First published in the Daily Maverick 168 weekly newspaper.
That Absa has a competent board with diverse skills and a healthy racial and gender mix is a given. That the board has the interests of all of Absa’s stakeholders at heart is also a given. This is a board that invested thousands of hours to navigate the group through its complex exit from Barclays and chart a new strategic direction for Absa – both processes that cannot be underestimated.
And this is a board that believed it had found the best possible CEO in Daniel Mminele, wooing him and selecting him ahead of internal candidates and waiting for him to complete his six months of gardening leave. Indeed, Mminele’s credentials are impeccable. As a deputy governor of the SA Reserve Bank, where he had been for 20 years, he has a deep and intimate understanding of South Africa’s banking landscape. He also has some commercial experience, having completed stints at Germany’s Commerzbank and the UK’s African Merchant Bank early in his career. And as regulator he oversaw the bailout and rehabilitation of African Bank after its collapse in 2014 – so he knows what things look like when they go wrong.
If both the board and the CEO are competent, one must ask whether Mminele was the best possible fit for Absa, whether Absa was the best possible fit for him and, if not, why neither of them knew it.
This brings me back to my original question – does Absa really know who it is? It strikes me that by appointing the cerebral Mminele, the board has a certain view of Absa, who its clients are and what needs to be done. Has the board noticed that the battle is actually out there in the trenches, where the five big banks are constantly elbowing each other and challenger banks are hungry for market share? Clients – companies, individuals and investors – are under pressure and are demanding service from their banks. Today’s market conditions require an incumbent who would need to roll up their sleeves and get their hands dirty (in the gardening sense). Was Mminele, who is on first-name terms with Nobel prizewinning economists and others in the world of global high finance, really the candidate for the job? And if he was, why did the board not back him?
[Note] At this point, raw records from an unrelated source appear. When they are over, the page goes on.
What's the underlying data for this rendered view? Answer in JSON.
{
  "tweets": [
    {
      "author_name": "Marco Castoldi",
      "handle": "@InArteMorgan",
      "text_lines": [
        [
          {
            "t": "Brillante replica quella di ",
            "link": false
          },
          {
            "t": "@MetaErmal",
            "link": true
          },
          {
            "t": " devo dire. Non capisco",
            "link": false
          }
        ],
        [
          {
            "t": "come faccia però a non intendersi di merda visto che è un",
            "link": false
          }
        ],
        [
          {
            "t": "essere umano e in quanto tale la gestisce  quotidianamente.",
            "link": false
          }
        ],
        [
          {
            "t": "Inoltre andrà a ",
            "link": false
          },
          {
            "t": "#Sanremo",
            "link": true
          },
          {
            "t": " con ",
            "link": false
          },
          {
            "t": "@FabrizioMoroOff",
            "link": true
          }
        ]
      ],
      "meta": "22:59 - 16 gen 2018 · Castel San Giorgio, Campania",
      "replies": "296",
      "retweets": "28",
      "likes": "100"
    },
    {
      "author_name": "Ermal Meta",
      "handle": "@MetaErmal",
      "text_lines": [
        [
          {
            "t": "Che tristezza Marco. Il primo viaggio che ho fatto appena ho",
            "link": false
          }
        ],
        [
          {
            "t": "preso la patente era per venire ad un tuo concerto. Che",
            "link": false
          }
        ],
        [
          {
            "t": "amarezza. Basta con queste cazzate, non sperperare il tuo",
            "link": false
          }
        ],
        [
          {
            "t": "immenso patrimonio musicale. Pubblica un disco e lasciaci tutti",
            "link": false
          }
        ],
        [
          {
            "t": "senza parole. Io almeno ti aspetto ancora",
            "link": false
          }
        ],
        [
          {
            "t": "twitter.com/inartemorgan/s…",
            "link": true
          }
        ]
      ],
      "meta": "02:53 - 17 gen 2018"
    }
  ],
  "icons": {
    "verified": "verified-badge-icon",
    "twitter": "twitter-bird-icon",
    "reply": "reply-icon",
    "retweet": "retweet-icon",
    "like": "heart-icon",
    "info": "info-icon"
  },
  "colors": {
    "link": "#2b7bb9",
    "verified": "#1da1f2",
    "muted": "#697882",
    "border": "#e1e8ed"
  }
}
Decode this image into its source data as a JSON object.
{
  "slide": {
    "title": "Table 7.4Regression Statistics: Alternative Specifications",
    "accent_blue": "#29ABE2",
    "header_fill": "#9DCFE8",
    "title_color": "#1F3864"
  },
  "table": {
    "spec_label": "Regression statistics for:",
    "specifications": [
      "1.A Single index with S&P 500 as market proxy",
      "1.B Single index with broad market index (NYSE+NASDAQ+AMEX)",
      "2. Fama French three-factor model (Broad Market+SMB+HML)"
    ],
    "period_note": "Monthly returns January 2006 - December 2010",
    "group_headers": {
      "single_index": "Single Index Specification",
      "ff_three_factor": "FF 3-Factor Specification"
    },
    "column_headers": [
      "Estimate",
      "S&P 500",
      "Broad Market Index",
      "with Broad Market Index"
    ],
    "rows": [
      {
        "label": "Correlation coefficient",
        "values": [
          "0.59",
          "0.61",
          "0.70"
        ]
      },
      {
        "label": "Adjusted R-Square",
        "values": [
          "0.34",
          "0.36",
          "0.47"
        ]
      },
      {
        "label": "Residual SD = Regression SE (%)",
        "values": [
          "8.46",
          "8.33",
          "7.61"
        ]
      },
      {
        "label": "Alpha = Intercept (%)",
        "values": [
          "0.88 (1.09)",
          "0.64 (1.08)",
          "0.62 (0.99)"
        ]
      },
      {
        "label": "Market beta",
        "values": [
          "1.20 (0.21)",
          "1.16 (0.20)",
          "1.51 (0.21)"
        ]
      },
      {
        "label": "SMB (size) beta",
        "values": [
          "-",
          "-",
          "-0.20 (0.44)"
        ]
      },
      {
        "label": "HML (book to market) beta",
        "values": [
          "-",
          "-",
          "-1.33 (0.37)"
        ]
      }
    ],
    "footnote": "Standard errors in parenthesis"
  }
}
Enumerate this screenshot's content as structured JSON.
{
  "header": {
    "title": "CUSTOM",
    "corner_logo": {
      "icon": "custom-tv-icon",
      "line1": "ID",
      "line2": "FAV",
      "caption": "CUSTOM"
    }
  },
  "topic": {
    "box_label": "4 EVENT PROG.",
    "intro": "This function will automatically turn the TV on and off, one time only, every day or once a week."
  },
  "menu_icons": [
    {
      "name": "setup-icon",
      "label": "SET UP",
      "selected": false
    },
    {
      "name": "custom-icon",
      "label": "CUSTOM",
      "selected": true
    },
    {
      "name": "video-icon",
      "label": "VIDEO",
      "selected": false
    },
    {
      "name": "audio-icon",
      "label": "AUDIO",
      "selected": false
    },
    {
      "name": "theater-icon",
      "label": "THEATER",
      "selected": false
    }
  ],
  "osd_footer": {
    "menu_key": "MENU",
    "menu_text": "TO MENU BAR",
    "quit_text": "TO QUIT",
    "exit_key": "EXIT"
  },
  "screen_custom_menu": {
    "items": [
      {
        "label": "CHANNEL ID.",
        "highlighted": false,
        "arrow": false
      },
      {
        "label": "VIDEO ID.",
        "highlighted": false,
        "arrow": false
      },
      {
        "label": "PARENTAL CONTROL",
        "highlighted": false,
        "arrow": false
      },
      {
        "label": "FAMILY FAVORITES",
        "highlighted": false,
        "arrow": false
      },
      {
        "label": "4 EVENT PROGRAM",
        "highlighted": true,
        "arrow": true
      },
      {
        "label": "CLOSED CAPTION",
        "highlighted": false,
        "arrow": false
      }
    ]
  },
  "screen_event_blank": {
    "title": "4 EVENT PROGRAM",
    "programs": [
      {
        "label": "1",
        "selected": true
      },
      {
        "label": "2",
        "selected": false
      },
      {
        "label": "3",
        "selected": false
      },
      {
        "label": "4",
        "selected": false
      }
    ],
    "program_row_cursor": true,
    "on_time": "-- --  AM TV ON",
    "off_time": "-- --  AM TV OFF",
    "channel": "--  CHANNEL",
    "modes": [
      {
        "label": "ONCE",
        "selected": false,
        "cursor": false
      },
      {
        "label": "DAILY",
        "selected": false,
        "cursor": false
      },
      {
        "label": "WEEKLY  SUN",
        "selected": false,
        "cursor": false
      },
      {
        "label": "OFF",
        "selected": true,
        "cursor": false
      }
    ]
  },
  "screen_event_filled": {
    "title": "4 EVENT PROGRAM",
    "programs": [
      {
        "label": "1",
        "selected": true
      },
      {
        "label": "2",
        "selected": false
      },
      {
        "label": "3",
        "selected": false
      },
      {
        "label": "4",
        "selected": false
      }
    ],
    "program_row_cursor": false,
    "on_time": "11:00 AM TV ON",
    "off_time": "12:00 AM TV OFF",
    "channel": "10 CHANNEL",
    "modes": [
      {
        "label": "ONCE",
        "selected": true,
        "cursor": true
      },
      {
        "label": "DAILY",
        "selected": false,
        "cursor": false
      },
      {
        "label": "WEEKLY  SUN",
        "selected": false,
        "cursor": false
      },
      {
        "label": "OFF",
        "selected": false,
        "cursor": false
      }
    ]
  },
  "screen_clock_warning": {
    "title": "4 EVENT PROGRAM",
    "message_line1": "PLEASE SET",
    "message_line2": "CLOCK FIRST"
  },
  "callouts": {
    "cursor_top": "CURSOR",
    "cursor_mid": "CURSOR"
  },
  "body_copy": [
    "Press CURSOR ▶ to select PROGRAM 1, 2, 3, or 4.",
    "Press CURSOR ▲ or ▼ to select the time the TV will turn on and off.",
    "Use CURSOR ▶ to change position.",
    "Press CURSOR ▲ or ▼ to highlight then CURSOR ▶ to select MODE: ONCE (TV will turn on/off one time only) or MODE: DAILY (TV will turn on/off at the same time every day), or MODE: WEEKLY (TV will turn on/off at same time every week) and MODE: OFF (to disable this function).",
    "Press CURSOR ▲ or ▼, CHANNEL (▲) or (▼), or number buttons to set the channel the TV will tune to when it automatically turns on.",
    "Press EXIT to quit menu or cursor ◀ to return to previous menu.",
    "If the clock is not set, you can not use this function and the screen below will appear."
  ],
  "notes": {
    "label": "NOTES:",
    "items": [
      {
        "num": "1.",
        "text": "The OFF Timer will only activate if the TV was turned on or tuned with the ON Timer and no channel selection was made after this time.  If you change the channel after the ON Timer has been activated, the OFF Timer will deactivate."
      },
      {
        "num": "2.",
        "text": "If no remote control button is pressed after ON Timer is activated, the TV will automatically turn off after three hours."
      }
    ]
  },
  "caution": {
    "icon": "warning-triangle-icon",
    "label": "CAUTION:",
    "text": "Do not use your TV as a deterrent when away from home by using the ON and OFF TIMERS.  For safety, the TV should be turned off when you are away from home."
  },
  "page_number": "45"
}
In any organisational setting, relationships are critical. But, for sustained organisational success, there must be alignment between the board, the CEO and the executive team on the strategic direction of the business – which it appears there was not.
When there is no alignment, it’s usually the CEO who goes. In January African Bank CEO Basani Maluleke resigned, ostensibly following disagreements with board chair Thabo Dloti. A few years back Alexander
Forbes CEO Andrew Darfoor was ousted after disagreements with the board. And, giving away my age, the resignation of BHP Billiton’s CEO, Brian Gilbertson, in 2003, only 18 months into a four-year contract, attracted much speculation and many column centimetres following a dispute with the board over the company’s strategic direction.
Absa might need to adjust its strategy and its culture, but it is a rocksolid organisation with 100 years of history. It is not facing the same sort of existential crisis as Cell C, whose new strategy will determine its future. The bank has an asset base of R1.5trillion (the thirdlargest of the banks), a market capitalisation of R102billion and a workforce of 37,000 operating across 14 countries.
At the same time, when an organisation that is at the heart of South Africa’s economy gets such a critical appointment wrong, questions must be asked of the board.
It’s dithering with strategy and palace politics, but its competitors know exactly what they are doing and where they are going.
Just this week FNB, known for its digital innovation, unveiled a new set of tools enabling individual and business customers to manage and update their information securely via its financial services platform.
Capitec, with 15.8million clients, up from 13.9million a year ago, has an equally ambitious digital strategy. This week it launched an app feature that makes it possible to open an account from anywhere, anytime, using facial biometrics. Also, Capitec, which acquired Mercantile Bank last year, is quietly moving in on the SME market, a heartland for Absa.
Nedbank too is focused on providing services to small businesses, among other digital offerings. This week, in partnership with Mastercard and local fintech player Ukheshe, it launched a tool that allows clients to make payments to businesses via messaging platform WhatsApp. Called Money Message, it has been specifically developed to process payments for merchants and small businesses.
Standard Bank, with an almost 25% market share, just keeps on doing what it does under the leadership of Sim Tshabalala. Appointed as joint CEO with Ben Kruger in 2013, Tshabalala has kept the ship steady since 2017 – which is what a good banker is meant to do. Arguably, the stability and market share has allowed the “big blue” to become a tad complacent, allowing its customer satisfaction rankings to slide. With this in mind, the bank has revamped its management structure, chivvied up its business units and digitised its systems to better meet the needs of customers.
Absa cannot afford to get it wrong again. So, when it is assessing prospective candidates, perhaps the board needs to introspect about what type of person would really suit the job – not the person they want to suit the job.
When an organisation that is at the heart of South Africa’s economy gets such a critical appointment wrong, questions must be asked of the board. DM168
This story first appeared in our weekly Daily Maverick 168 newspaper which is available for free to Pick n Pay Smart Shoppers at these Pick n Pay stores.